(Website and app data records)
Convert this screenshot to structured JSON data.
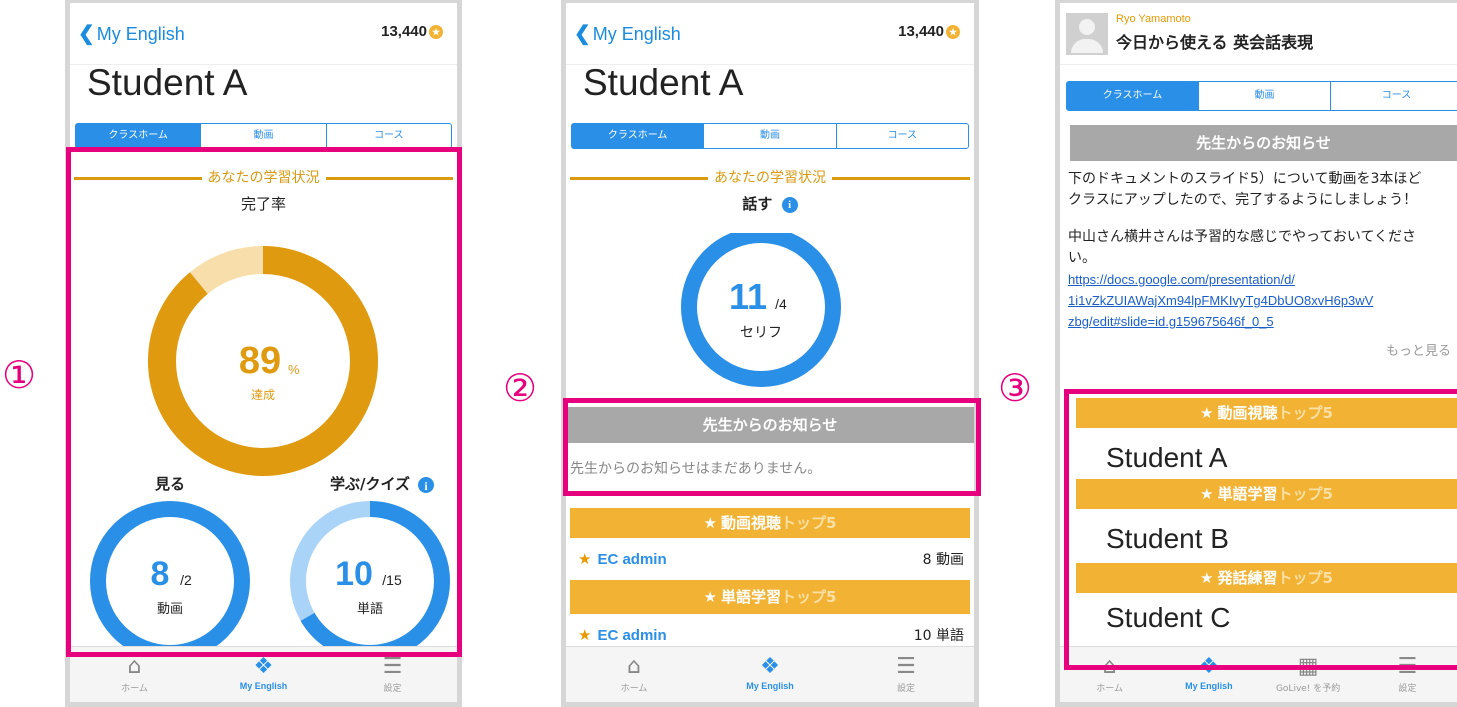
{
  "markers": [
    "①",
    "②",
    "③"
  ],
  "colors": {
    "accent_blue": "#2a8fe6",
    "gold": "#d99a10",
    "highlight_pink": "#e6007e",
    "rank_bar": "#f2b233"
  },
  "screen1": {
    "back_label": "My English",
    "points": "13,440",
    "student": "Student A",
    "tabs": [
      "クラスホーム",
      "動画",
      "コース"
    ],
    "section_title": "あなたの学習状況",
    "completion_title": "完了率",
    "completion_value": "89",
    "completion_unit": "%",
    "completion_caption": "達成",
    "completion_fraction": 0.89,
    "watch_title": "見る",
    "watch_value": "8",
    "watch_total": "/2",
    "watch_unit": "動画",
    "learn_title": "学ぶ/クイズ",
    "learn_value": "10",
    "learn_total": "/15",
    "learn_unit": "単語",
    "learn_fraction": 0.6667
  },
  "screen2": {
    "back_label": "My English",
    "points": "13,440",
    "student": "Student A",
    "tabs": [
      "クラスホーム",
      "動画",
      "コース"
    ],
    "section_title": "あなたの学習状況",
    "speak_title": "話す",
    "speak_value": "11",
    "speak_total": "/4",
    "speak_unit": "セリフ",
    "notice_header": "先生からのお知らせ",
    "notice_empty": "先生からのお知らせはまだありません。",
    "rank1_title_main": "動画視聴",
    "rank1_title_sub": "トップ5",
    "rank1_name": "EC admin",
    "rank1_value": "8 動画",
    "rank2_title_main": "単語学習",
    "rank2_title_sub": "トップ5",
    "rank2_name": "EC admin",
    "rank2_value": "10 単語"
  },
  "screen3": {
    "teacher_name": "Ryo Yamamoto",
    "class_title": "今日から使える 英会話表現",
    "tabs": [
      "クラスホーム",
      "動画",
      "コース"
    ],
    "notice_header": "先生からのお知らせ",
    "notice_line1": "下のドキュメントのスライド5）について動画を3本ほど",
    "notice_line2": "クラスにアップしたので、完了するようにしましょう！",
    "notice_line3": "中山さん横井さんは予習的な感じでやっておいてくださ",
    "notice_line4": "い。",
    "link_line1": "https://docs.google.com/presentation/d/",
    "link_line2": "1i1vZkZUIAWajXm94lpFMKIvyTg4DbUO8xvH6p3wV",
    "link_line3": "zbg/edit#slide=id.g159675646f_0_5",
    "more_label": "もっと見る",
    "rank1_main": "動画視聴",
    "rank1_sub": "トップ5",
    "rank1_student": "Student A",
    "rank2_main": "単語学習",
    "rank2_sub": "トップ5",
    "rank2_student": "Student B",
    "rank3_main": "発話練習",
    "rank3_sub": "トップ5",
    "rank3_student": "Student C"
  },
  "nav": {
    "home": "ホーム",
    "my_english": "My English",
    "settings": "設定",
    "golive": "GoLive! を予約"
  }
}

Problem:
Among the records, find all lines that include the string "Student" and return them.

Task response:
    "student": "Student A",
    "student": "Student A",
    "rank1_student": "Student A",
    "rank2_student": "Student B",
    "rank3_student": "Student C"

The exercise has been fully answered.